The figures, Mr. Hoffnung acknowledged, will not be realized until well into the future, if ever. But the current regulatory conditions, with each state setting its own laws and no distribution across state lines, might be an advantage for smaller companies like his.
“No major companies want to create a business model and have to replicate it in 23 states,” he said. “That doesn’t allow economies of scale.”
That could change, especially as businesses press state and federal legislators harder. In New York, the public is already on board, said Mr. McCarthy, the lobbyist, citing polls that show support for medical marijuana at 83 percent in the state, up from just 58 percent a few years ago. The support, he said, is widespread. “There’s no drop off from a senior in Buffalo to an independent soccer mom in Suffolk.”
In the meantime, at the Cannabis and Hemp Association meeting, the aspiring moguls had a regulatory request for Ms. Savino. They wanted more regulation, not less. Specifically, Mr. Giannotti worried about over-the-counter remedies being sold as non-psychoactive hemp oil or CBD oil (CBD, or cannabidiol, is one of the active ingredients in cannabis). Such products are largely unregulated and sell for as much as hundreds of dollars for a small amount. The attendees worried that such companies might taint the industry. Could the state crack down on them?
Ms. Savino pulled a bottle of something called Green Cures CBD Oil from her purse, eying it skeptically. “People believe what they want to believe,” she said. “It’s hard to protect people from what they think will help.”
Mr. Maryasis said he hoped the over-the-counter products, which were plentiful at the recent trade show, were not a sign of things to come, especially before regulated medical marijuana becomes available.
“This sets a bad standard for the industry,” he said. “We want to lead with genuineness, and not just opportunism.”
He added: “If we do this right, we can be an example to the nation.
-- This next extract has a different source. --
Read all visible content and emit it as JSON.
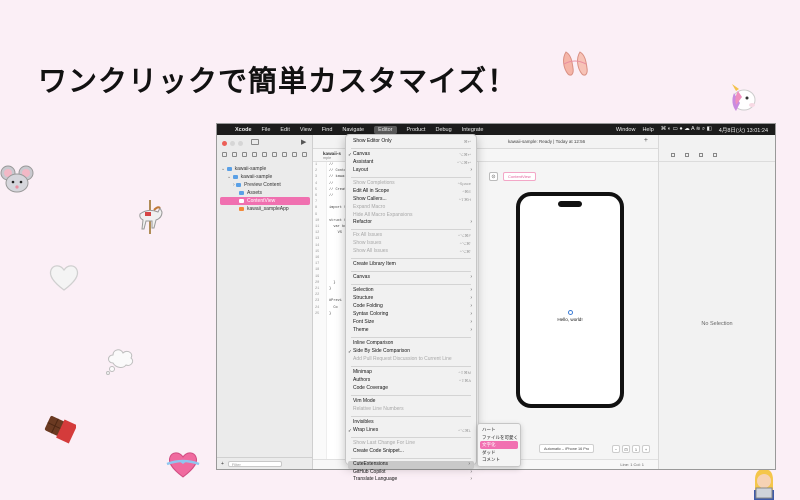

We don’t have to be the first ones to legalize it. We just have to do it right.”